I was surprised to see the Times take the position that the Pinellas County Construction Licensing Board "can't be allowed to go broke and close its doors" until "its responsibilities (are) transferred to the county in the long run." I would agree with your position if the board was indeed protecting Pinellas consumers from shoddy contractors, but clearly it is not.
Your paper has clearly documented the shortcomings of this board. Not only do they have no authority to collect fines, but given their reduced staff and current deficit, they have no way to make sure contractors are even licensed in the first place, let alone do anything about any consumer complaints. So exactly who are they protecting?
Rather than lend the board an amount that is currently unknown (and will most certainly grow after the loan is extended), the county's tax dollars would be much better spent if it created its own board and let the current one die a slow and inevitable death. And yes, it would be better for Pinellas taxpayers if the state bailed the board out, but that will still require tax dollars. That's a better solution — the cost would mostly be covered by taxpayers outside the county.
Scott Stolz, Tarpon Springs
Gunman targets GOP congressmen | June 15
Two shootings, two results
There were two active shooter incidents that happened in two different cities this week. In one incident the bad guy with a gun shot and killed his intended targets, three innocent people. He only stopped shooting when he turned the gun on himself. In the other incident the bad guy with a gun was not able kill any of his intended targets. He was killed by good guys with guns.
If I ever find myself in a similar situation I will thank God for the Second Amendment. I carry a firearm with me everywhere. In these troubling times I recommend everyone learn how to handle a firearm and carry. You have a right to choose to carry a firearm or not. What you do not have a right to do is to take that choice away from me.
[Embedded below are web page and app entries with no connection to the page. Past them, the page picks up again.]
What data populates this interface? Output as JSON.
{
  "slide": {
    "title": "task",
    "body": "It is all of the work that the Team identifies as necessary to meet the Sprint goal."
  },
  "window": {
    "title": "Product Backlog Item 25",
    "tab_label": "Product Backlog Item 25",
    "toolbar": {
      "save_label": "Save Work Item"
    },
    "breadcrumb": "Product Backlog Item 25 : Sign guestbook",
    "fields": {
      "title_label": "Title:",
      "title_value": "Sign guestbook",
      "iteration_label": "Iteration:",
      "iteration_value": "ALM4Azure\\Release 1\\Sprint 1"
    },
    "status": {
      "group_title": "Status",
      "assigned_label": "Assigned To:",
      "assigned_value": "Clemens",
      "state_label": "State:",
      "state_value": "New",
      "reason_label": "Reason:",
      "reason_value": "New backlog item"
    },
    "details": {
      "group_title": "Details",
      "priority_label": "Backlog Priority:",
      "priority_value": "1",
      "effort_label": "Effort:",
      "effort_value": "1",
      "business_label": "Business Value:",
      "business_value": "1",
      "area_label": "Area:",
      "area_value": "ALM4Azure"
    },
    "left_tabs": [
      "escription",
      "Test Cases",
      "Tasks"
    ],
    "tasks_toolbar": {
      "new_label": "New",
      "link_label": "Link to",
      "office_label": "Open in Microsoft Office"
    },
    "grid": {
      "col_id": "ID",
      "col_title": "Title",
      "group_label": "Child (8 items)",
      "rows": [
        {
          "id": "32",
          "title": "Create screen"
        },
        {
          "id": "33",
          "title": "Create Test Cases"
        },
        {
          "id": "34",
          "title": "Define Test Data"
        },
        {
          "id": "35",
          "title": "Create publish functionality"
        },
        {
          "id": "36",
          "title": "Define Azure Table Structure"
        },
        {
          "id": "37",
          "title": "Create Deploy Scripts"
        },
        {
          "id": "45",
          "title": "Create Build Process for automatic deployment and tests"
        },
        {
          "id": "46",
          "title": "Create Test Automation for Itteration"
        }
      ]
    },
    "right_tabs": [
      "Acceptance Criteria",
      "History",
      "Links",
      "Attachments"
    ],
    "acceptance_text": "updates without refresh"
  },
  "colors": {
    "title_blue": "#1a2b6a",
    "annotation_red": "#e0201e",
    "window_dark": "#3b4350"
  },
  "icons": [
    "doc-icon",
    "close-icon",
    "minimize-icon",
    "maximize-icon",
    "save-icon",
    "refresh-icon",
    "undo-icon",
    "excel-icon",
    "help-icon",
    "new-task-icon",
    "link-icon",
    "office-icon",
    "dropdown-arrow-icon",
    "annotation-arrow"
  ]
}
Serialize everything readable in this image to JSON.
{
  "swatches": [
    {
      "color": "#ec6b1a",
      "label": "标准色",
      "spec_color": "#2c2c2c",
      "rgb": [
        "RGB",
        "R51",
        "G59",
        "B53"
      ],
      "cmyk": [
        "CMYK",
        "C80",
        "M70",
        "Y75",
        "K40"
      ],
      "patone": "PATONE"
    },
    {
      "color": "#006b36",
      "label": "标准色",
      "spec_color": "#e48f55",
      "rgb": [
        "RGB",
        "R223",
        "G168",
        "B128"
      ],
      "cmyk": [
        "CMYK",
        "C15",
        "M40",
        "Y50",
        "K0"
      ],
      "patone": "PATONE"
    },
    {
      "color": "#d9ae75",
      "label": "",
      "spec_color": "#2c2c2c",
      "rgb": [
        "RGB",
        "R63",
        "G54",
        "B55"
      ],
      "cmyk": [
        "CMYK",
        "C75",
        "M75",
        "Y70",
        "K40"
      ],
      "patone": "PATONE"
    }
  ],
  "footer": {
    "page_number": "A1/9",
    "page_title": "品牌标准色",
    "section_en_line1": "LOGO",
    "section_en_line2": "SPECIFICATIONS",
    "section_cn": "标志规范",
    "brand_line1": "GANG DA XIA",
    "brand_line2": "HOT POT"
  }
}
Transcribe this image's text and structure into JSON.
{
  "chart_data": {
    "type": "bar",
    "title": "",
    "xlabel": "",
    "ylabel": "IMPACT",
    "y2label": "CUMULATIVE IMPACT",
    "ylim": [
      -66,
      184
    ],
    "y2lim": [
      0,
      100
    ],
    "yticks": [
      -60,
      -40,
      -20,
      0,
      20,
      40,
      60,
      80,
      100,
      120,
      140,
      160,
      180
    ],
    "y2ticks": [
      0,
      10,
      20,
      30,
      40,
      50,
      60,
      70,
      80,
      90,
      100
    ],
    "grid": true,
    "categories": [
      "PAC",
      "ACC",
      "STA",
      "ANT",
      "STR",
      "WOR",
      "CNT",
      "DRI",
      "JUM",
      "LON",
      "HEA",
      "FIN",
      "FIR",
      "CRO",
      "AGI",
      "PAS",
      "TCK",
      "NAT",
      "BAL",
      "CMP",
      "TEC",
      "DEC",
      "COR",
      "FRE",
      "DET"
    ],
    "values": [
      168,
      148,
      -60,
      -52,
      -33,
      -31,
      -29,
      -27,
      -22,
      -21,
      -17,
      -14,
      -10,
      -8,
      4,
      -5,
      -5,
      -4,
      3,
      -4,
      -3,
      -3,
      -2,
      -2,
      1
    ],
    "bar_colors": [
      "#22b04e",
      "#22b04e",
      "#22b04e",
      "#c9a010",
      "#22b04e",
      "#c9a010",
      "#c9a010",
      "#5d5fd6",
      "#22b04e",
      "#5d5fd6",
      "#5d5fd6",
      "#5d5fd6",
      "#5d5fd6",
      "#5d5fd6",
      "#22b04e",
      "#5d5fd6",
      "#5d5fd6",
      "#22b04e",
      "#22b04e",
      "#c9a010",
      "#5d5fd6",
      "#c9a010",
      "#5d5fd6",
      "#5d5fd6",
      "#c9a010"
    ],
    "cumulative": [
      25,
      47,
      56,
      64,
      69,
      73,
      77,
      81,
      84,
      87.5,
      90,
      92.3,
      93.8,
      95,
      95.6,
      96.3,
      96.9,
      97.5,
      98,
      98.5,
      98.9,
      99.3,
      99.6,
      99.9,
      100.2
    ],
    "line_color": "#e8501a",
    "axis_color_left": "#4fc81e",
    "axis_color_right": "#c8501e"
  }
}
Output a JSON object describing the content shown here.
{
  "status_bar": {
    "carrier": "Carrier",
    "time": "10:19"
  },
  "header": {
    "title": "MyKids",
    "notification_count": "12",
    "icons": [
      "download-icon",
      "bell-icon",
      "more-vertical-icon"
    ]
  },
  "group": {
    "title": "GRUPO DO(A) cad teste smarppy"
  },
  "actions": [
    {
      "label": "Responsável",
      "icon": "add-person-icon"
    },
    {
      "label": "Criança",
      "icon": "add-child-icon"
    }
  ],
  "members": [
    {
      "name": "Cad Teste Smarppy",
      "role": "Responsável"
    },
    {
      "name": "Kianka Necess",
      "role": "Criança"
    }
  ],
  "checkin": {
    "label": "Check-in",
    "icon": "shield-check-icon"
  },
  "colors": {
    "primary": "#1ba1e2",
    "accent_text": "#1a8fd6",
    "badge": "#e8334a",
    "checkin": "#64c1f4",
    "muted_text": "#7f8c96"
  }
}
Gordon T. Brown, Lutz
Lost art of compromise
I am seriously distressed by the eroding political situation in our country and our state. We have a president who does not know the secret of keeping one's mouth shut, and who truly could shoot someone on 5th Avenue without upsetting his rabid base. We have a congressman actually being shot by a rabid Democrat.
We have a "victory tour" by a Republican governor who managed to work out some issues with his fellow Republicans, while the Democrats may as well not even show up in Tallahassee. We have unlimited super PAC money flowing to politicians of both parties, creating extremists on both sides.
We have serious problems that need to be addressed. Unfortunately, I fear that things will continue to erode until our politicians remember that politics itself is about compromise or, dare I say it, the art of the deal.
Stuart Berger, Clearwater